John 15:1-16:4 is the heart of Jesus’ last conversation with His disciples. First we have Jesus’ promise: “Abide in Me and you will bear much fruit” (John 15:1-11). Then Jesus’ command: “Love one another as I have loved you” (John 15:12-17). Finally, Jesus’ warning: “in the world you will face persecution” (15:18-16:4). Jesus shows us how to live in Him (15:1-11), in the church (15:12-17), and in the world (15:18-16:4). Check out recorded explanation of this passage below.
Why did Jesus insist on washing Peter’s feet and only his feet? Check out this explanation of John 13:1-17, 34-35.
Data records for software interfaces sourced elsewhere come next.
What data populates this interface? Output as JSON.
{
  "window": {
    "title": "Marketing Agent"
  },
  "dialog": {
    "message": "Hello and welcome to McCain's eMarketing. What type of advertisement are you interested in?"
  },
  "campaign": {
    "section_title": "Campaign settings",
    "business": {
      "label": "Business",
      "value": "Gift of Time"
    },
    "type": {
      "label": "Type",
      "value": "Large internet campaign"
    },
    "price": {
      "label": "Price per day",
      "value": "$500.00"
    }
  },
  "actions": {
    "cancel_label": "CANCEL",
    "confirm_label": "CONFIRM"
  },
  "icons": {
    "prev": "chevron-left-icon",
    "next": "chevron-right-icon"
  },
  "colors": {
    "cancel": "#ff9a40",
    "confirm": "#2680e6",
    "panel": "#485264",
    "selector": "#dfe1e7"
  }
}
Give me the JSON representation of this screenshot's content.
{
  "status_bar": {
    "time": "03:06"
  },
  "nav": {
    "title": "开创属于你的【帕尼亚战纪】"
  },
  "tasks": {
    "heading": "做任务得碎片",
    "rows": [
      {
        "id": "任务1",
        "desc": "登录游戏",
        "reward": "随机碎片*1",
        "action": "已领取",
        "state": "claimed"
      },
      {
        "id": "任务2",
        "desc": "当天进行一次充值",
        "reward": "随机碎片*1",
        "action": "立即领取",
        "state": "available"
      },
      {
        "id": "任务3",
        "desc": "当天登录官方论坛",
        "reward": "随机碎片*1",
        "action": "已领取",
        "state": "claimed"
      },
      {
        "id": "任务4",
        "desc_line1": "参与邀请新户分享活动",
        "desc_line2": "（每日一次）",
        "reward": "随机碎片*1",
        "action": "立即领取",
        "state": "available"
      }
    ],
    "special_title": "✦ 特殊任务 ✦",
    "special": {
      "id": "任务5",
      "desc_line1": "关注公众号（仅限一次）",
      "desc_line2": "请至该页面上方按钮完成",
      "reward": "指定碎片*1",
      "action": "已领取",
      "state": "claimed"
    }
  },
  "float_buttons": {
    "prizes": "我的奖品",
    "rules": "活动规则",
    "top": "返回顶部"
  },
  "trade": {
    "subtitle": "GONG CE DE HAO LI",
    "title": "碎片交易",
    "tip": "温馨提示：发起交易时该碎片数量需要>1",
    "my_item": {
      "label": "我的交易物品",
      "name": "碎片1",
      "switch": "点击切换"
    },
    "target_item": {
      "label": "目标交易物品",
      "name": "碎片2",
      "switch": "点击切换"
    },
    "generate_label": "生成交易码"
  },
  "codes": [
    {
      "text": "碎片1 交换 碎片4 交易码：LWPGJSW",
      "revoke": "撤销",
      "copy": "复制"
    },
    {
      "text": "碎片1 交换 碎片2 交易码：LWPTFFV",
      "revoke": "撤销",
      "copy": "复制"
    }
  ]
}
The “Love Chapter,” 1 Corinthians 13. So well known, yet so profound. Listen to this concise exposition and discover what kind of love truly makes the “world go round.”
Last week we heard Jesus’ command to love our enemies. The picture above of the Mennonite Dirk Willems, who in 1569 saved his persuer at the cost of his own execution, embodies that love. Today we listen to Jesus’ parable of the Good Samaritan and his teaching on loving our “neighbor” as ourselves. For a concise explanation of this parable, click below:
In this Sunday’s lesson we have the heart of Jesus’ teaching about Christian conduct: “Love your enemies.” “Pray for those who abuse you.” “Forgive, and you will be forgiven.” What does it all mean? To enjoy a concise exposition of this passage, click the recording below:
Today’s lesson brings this series about Joseph and his brothers to a conclusion. Today we see how tough love and godly sorrow produce the fruit of true repentance and genuine forgiveness. True repentance and genuine forgiveness, in turn, are the foundation of reconciliation and wholeness of life. For a concise exposition of today’s lesson, click below:
In today’s lesson Joseph confronts his brothers. This is a story of tough love and godly sorrow that lead to redemption and reconciliation. For a concise exposition of this lesson click below:
Today’s Scripture lesson continues the themes begun in Genesis 37-39. By meditating on Genesis 40-41 we begin to see how even the things Joseph suffered were the result of God’s faithfulness. God’s bringing salvation through Joseph’s suffering foreshadows Christ and assures us that we can trust God. For a concise exposition of this passage, click below.
In James 3:13-18, James entices us to desire the “wisdom from above.” He describes the beauty of this God-given wisdom by contrasting it with false “wisdom” that is “earthly, unspiritual, and demonic.” Then, in James 5:7-12, James encourages us to remain faithful in this chaotic world by assuring us of Christ’s return and the mercy of the Lord. Click below for an explanation and application of these passages.
James exposes the terrible destruction caused by the untamable human tongue. But he also offers a solution. For a concise exposition of this Sunday’s lesson from James 3:1-12, check out the podcast below. Maybe you will discover James’ (and the Bible’s) answer to this problem?